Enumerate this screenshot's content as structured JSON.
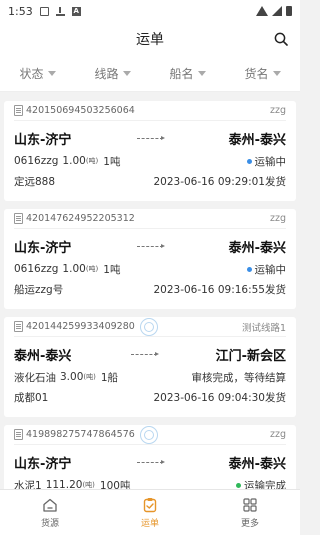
{
  "status_bar": {
    "time": "1:53"
  },
  "header": {
    "title": "运单"
  },
  "filters": [
    {
      "label": "状态"
    },
    {
      "label": "线路"
    },
    {
      "label": "船名"
    },
    {
      "label": "货名"
    }
  ],
  "waybills": [
    {
      "number": "420150694503256064",
      "route_tag": "zzg",
      "from": "山东-济宁",
      "to": "泰州-泰兴",
      "goods": "0616zzg",
      "amount": "1.00",
      "amount_unit": "(吨)",
      "trips": "1吨",
      "status": "运输中",
      "status_color": "#3a8ee6",
      "ship": "定远888",
      "time": "2023-06-16 09:29:01发货"
    },
    {
      "number": "420147624952205312",
      "route_tag": "zzg",
      "from": "山东-济宁",
      "to": "泰州-泰兴",
      "goods": "0616zzg",
      "amount": "1.00",
      "amount_unit": "(吨)",
      "trips": "1吨",
      "status": "运输中",
      "status_color": "#3a8ee6",
      "ship": "船运zzg号",
      "time": "2023-06-16 09:16:55发货"
    },
    {
      "number": "420144259933409280",
      "route_tag": "测试线路1",
      "from": "泰州-泰兴",
      "to": "江门-新会区",
      "goods": "液化石油",
      "amount": "3.00",
      "amount_unit": "(吨)",
      "trips": "1船",
      "status": "审核完成，等待结算",
      "status_color": "",
      "ship": "成都01",
      "time": "2023-06-16 09:04:30发货"
    },
    {
      "number": "419898275747864576",
      "route_tag": "zzg",
      "from": "山东-济宁",
      "to": "泰州-泰兴",
      "goods": "水泥1",
      "amount": "111.20",
      "amount_unit": "(吨)",
      "trips": "100吨",
      "status": "运输完成",
      "status_color": "#2fb85a",
      "ship": "",
      "time": ""
    }
  ],
  "tabbar": [
    {
      "label": "货源"
    },
    {
      "label": "运单"
    },
    {
      "label": "更多"
    }
  ],
  "colors": {
    "accent": "#e6952a",
    "in_transit": "#3a8ee6",
    "done": "#2fb85a"
  }
}
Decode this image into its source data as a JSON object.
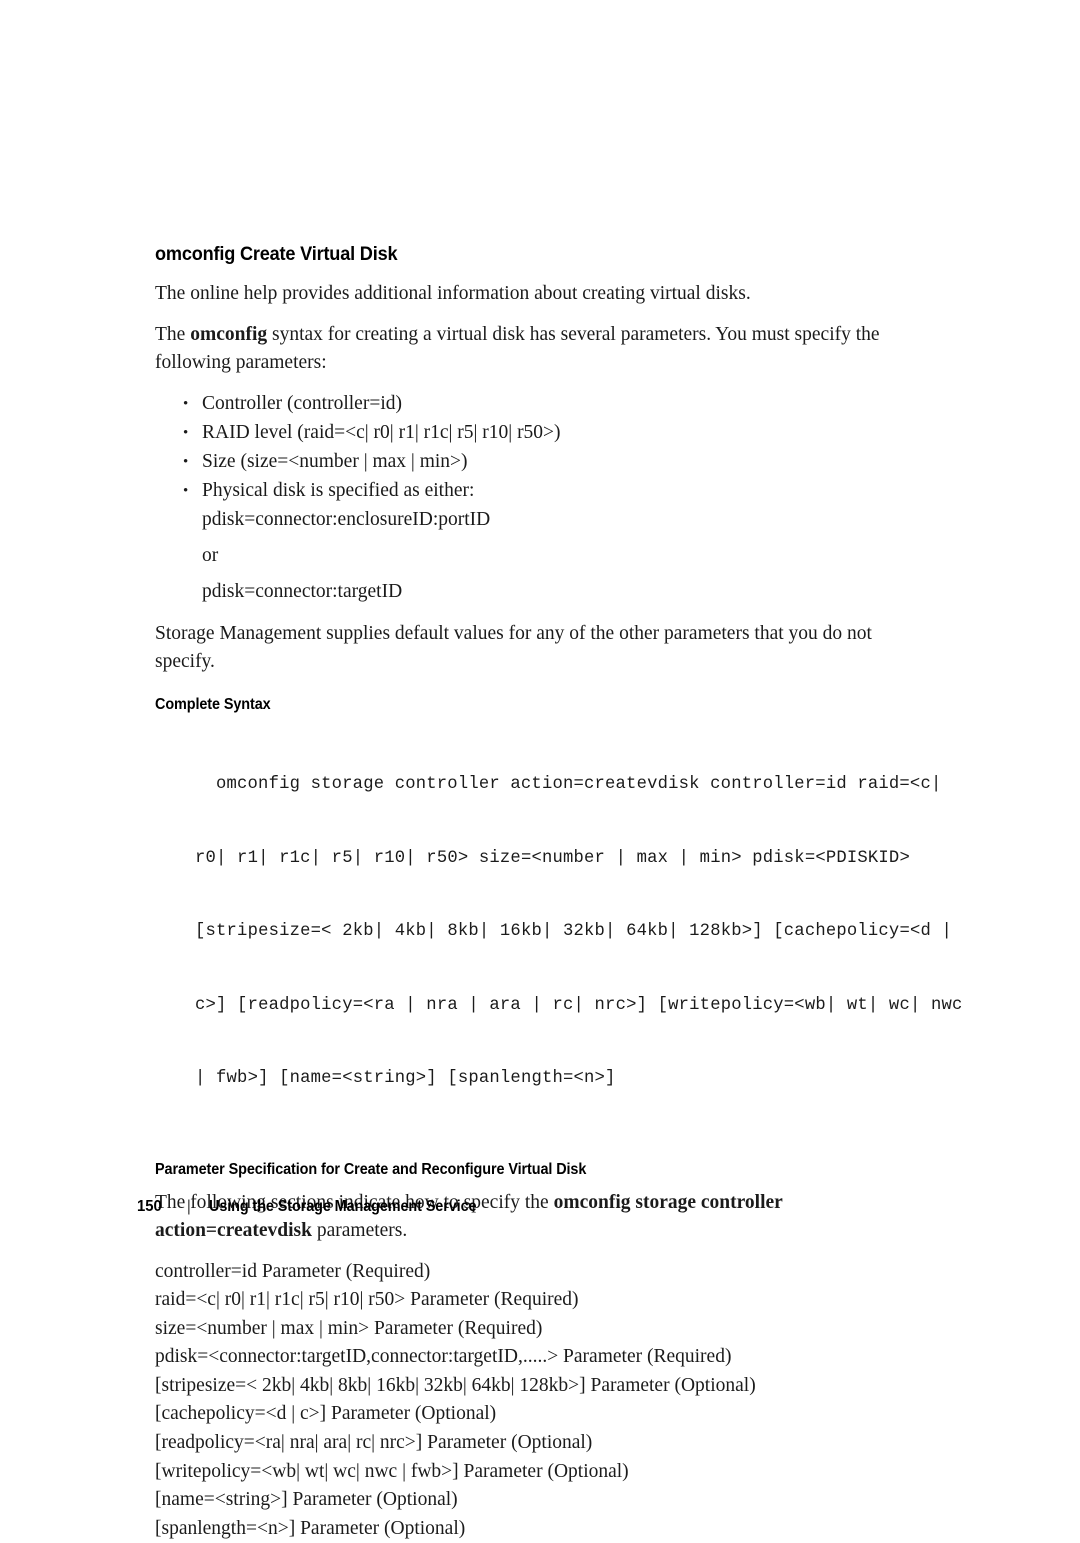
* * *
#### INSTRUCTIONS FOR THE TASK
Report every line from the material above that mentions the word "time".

#### RESPONSE BELOW
    "time": "1:53"
      "time": "2023-06-16 09:29:01发货"
      "time": "2023-06-16 09:16:55发货"
      "time": "2023-06-16 09:04:30发货"
      "time": ""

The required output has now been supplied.